Direct-acting antiviral combinations are approved for chronic HCV infection in patients with end-stage renal disease (ESRD). Some patients are willing to accept kidneys from HCV-positive deceased donors in order to shorten their wait times. Many kidneys from HCV-infected donors are discarded in part because they are thought to be of lower quality.
To examine whether it is more cost-effective to transplant HCV-infected or HCV-uninfected kidneys into HCV-infected patients, researchers at the University of Cincinnati, led by Mark H. Eckman, MD, developed a decision analytic model to estimate the comparative effectiveness and cost-effectiveness of the two options.
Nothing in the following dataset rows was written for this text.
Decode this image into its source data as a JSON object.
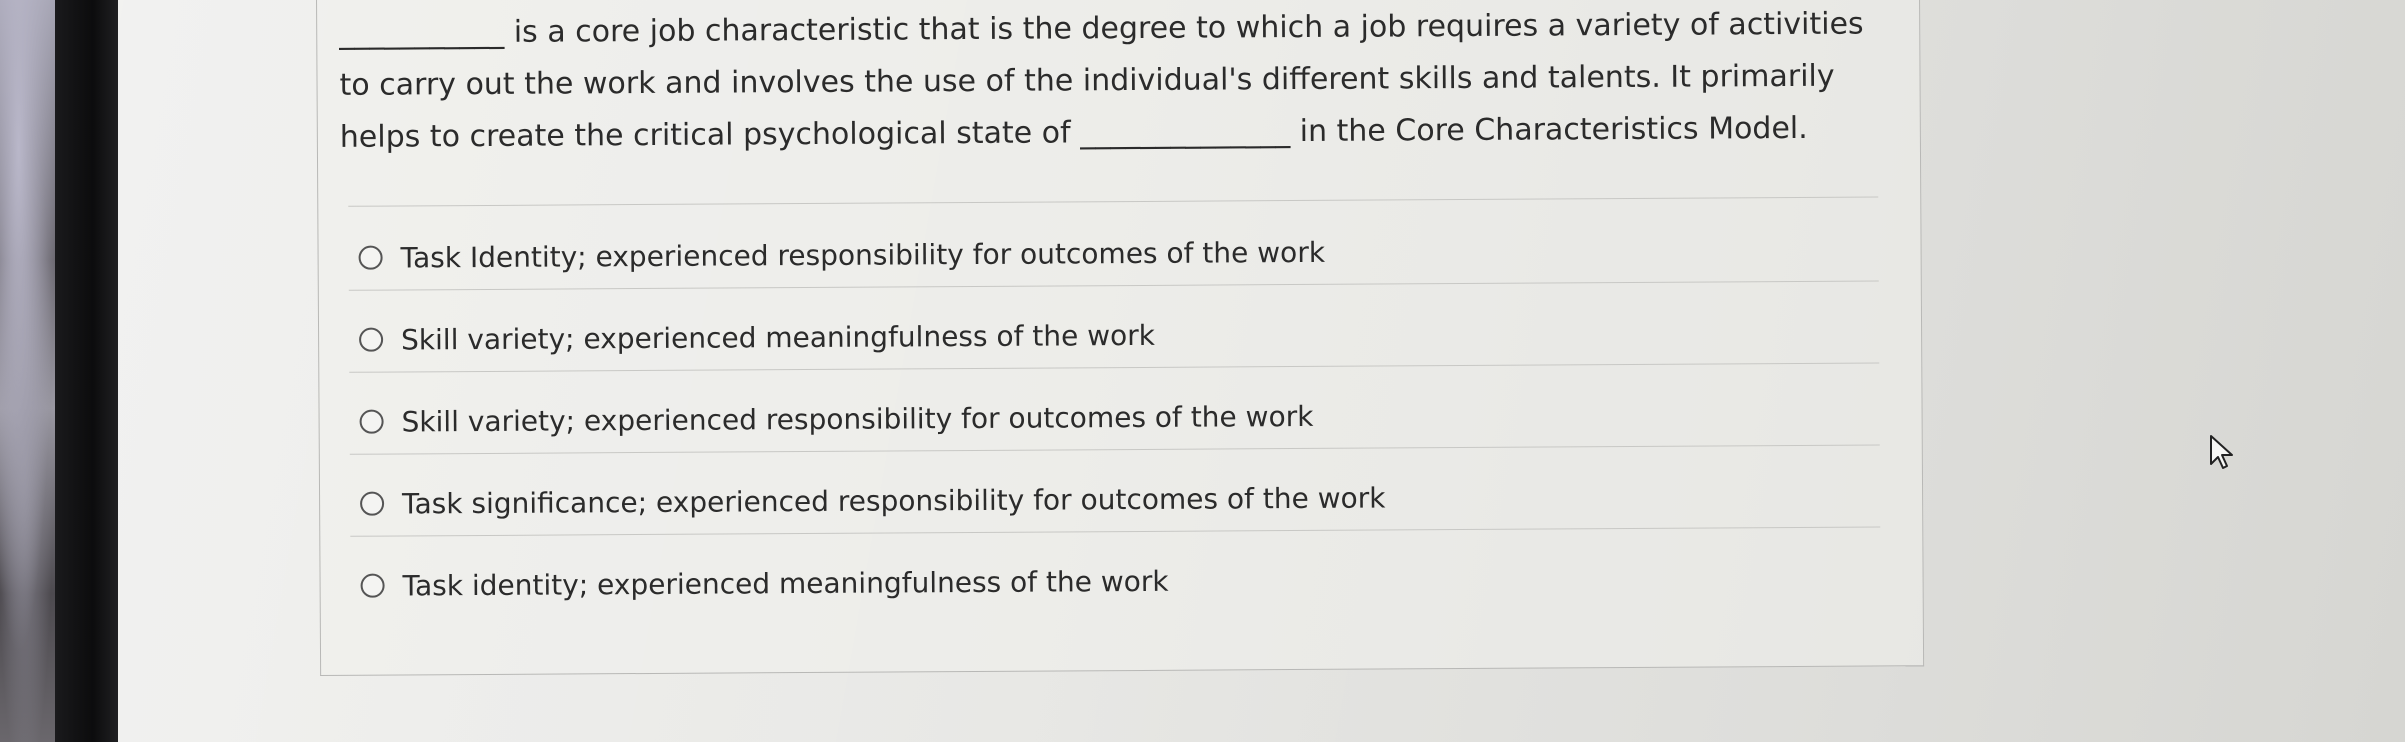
{
  "question": {
    "text": "___________ is a core job characteristic that is the degree to which a job requires a variety of activities to carry out the work and involves the use of the individual's different skills and talents.  It primarily helps to create the critical psychological state of ______________ in the Core Characteristics Model."
  },
  "options": [
    {
      "label": "Task Identity; experienced responsibility for outcomes of the work",
      "selected": false
    },
    {
      "label": "Skill variety; experienced meaningfulness of the work",
      "selected": false
    },
    {
      "label": "Skill variety; experienced responsibility for outcomes of the work",
      "selected": false
    },
    {
      "label": "Task significance; experienced responsibility for outcomes of the work",
      "selected": false
    },
    {
      "label": "Task identity; experienced meaningfulness of the work",
      "selected": false
    }
  ],
  "icons": {
    "radio": "radio-button-icon",
    "cursor": "mouse-pointer-icon"
  }
}
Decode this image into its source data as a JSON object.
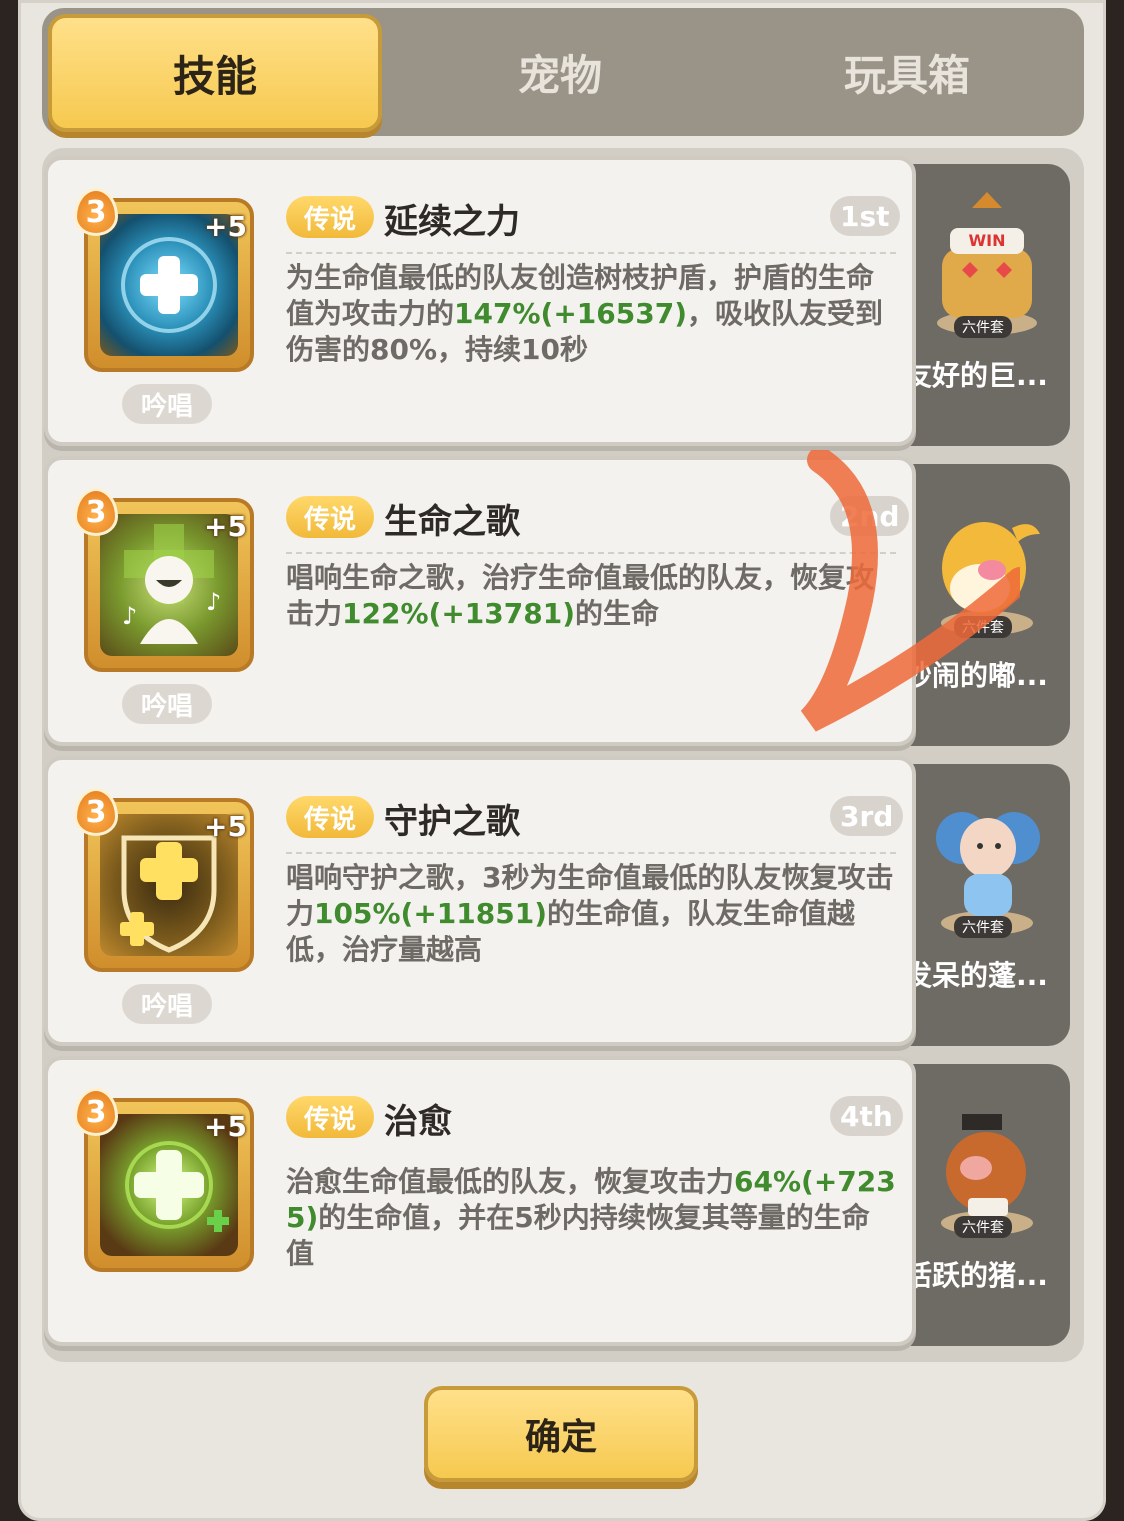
{
  "tabs": [
    {
      "label": "技能",
      "active": true
    },
    {
      "label": "宠物",
      "active": false
    },
    {
      "label": "玩具箱",
      "active": false
    }
  ],
  "skills": [
    {
      "level": "3",
      "bonus": "+5",
      "cast_type": "吟唱",
      "rarity": "传说",
      "name": "延续之力",
      "rank": "1st",
      "desc_parts": [
        "为生命值最低的队友创造树枝护盾，护盾的生命值为攻击力的",
        "147%(+16537)",
        "，吸收队友受到伤害的80%，持续10秒"
      ],
      "icon": "heal-cross-orb-icon",
      "pet": {
        "name": "友好的巨...",
        "badge": "六件套",
        "icon": "golem-pet-icon"
      }
    },
    {
      "level": "3",
      "bonus": "+5",
      "cast_type": "吟唱",
      "rarity": "传说",
      "name": "生命之歌",
      "rank": "2nd",
      "desc_parts": [
        "唱响生命之歌，治疗生命值最低的队友，恢复攻击力",
        "122%(+13781)",
        "的生命"
      ],
      "icon": "singer-icon",
      "pet": {
        "name": "吵闹的嘟...",
        "badge": "六件套",
        "icon": "bird-pet-icon"
      }
    },
    {
      "level": "3",
      "bonus": "+5",
      "cast_type": "吟唱",
      "rarity": "传说",
      "name": "守护之歌",
      "rank": "3rd",
      "desc_parts": [
        "唱响守护之歌，3秒为生命值最低的队友恢复攻击力",
        "105%(+11851)",
        "的生命值，队友生命值越低，治疗量越高"
      ],
      "icon": "shield-cross-icon",
      "pet": {
        "name": "发呆的蓬...",
        "badge": "六件套",
        "icon": "sheep-pet-icon"
      }
    },
    {
      "level": "3",
      "bonus": "+5",
      "cast_type": "",
      "rarity": "传说",
      "name": "治愈",
      "rank": "4th",
      "desc_parts": [
        "治愈生命值最低的队友，恢复攻击力",
        "64%(+7235)",
        "的生命值，并在5秒内持续恢复其等量的生命值"
      ],
      "icon": "glowing-cross-icon",
      "pet": {
        "name": "活跃的猪...",
        "badge": "六件套",
        "icon": "boar-pet-icon"
      }
    }
  ],
  "confirm_label": "确定"
}
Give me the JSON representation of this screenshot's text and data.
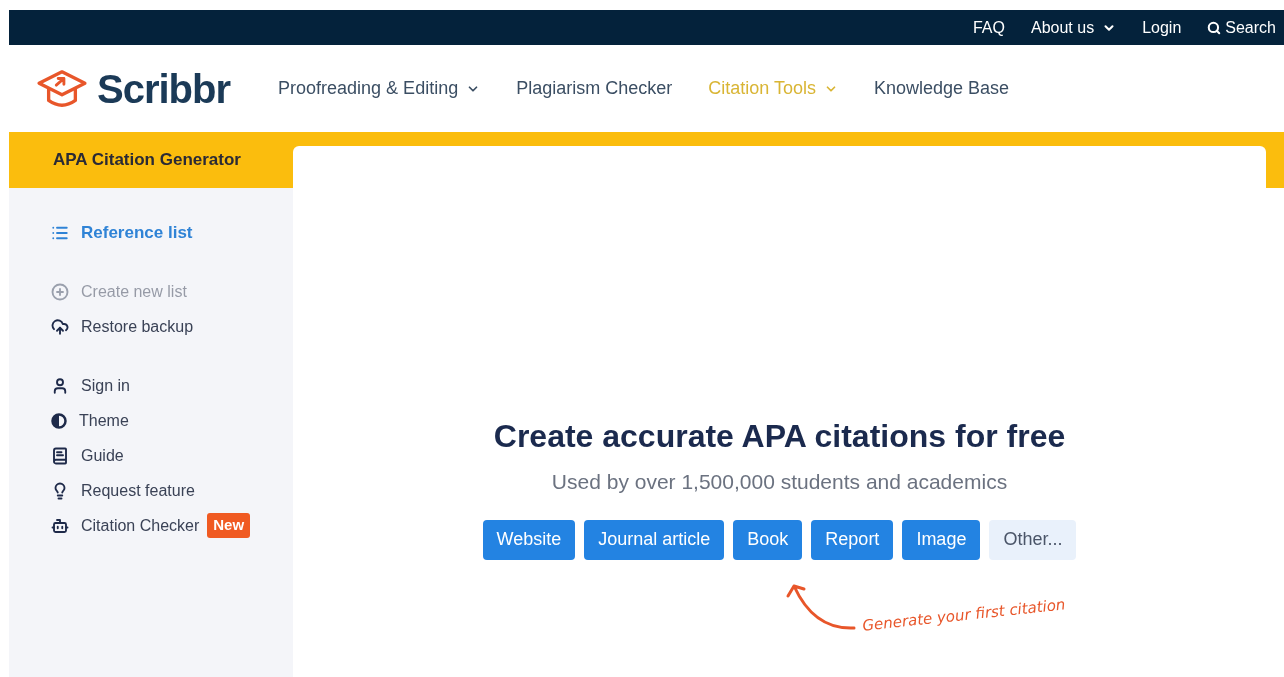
{
  "top_bar": {
    "links": [
      {
        "label": "FAQ",
        "dropdown": false,
        "kind": "link"
      },
      {
        "label": "About us",
        "dropdown": true,
        "kind": "link"
      },
      {
        "label": "Login",
        "dropdown": false,
        "kind": "link"
      },
      {
        "label": "Search",
        "dropdown": false,
        "kind": "search"
      }
    ]
  },
  "header": {
    "logo": "Scribbr",
    "nav": [
      {
        "label": "Proofreading & Editing",
        "dropdown": true,
        "selected": false
      },
      {
        "label": "Plagiarism Checker",
        "dropdown": false,
        "selected": false
      },
      {
        "label": "Citation Tools",
        "dropdown": true,
        "selected": true
      },
      {
        "label": "Knowledge Base",
        "dropdown": false,
        "selected": false
      }
    ]
  },
  "sidebar": {
    "title": "APA Citation Generator",
    "groups": [
      [
        {
          "label": "Reference list",
          "selected": true,
          "disabled": false
        }
      ],
      [
        {
          "label": "Create new list",
          "selected": false,
          "disabled": true
        },
        {
          "label": "Restore backup",
          "selected": false,
          "disabled": false
        }
      ],
      [
        {
          "label": "Sign in",
          "selected": false,
          "disabled": false
        },
        {
          "label": "Theme",
          "selected": false,
          "disabled": false
        },
        {
          "label": "Guide",
          "selected": false,
          "disabled": false
        },
        {
          "label": "Request feature",
          "selected": false,
          "disabled": false
        },
        {
          "label": "Citation Checker",
          "selected": false,
          "disabled": false,
          "badge": "New"
        }
      ]
    ]
  },
  "main": {
    "heading": "Create accurate APA citations for free",
    "subheading": "Used by over 1,500,000 students and academics",
    "source_buttons": [
      {
        "label": "Website",
        "kind": "primary"
      },
      {
        "label": "Journal article",
        "kind": "primary"
      },
      {
        "label": "Book",
        "kind": "primary"
      },
      {
        "label": "Report",
        "kind": "primary"
      },
      {
        "label": "Image",
        "kind": "primary"
      },
      {
        "label": "Other...",
        "kind": "secondary"
      }
    ],
    "hint": "Generate your first citation"
  }
}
The results show that transplantation of an HCV-infected kidney followed by HCV treatment was more effective and less costly than transplantation of an HCV-uninfected kidney preceded by HCV treatment, largely because of longer wait times for uninfected kidneys. A typical 57.8-year-old patient receiving hemodialysis would gain an average of 0.50 quality-adjusted life-years at a lifetime cost savings of $41,591.
“In an era of increasing success for kidney transplants and demand that far outstrips supply, deferring antiviral therapy until after transplant of HCV-infected kidneys, when available, should be both cost-saving and effective,” the researchers wrote.
The researchers published their results on August 21, 2018, in the Annals of Internal Medicine.
The second study examined 12-month outcomes after transplantation of HCV–infected kidneys into uninfected recipients. The open-label, non-randomized trial included 20 HCV-negative transplant candidates with a mean age 56.3 years. The researchers from the Perelman School of Medicine, University of Pennsylvania, led by Peter Reese, MD, evaluated HCV treatment outcomes, estimated glomerular filtration rate (GFR), and quality of life. The participants underwent transplantation with kidneys infected with genotype 1 HCV and received direct-acting antiviral therapy on post-transplant day 3. All 20 participants achieved HCV cure. All of the participants achieved sustained virologic response at 12 weeks with their initial course of treatment. The first 10 participants have remained HCV-negative 12 months after transplant.
No patients experienced allograft rejection. Some developed weakly positive donor-specific antibodies.
Estimated GFRs at 6 and 12 months post-transplant were significantly better than for comparable patients who received HCV-negative kidneys. Quality-of-life physical scores declined at 4 weeks, but then increased to above pre-transplant levels. Mental scores decreased at four weeks and returned to baseline by 12 months.
The researchers concluded that “kidneys from HCV-infected donors may be a valuable transplant resource.” They would like both Medicare and other insurance companies to create payment pathways for HCV medications after transplant to bring transplants to more kidney disease patients.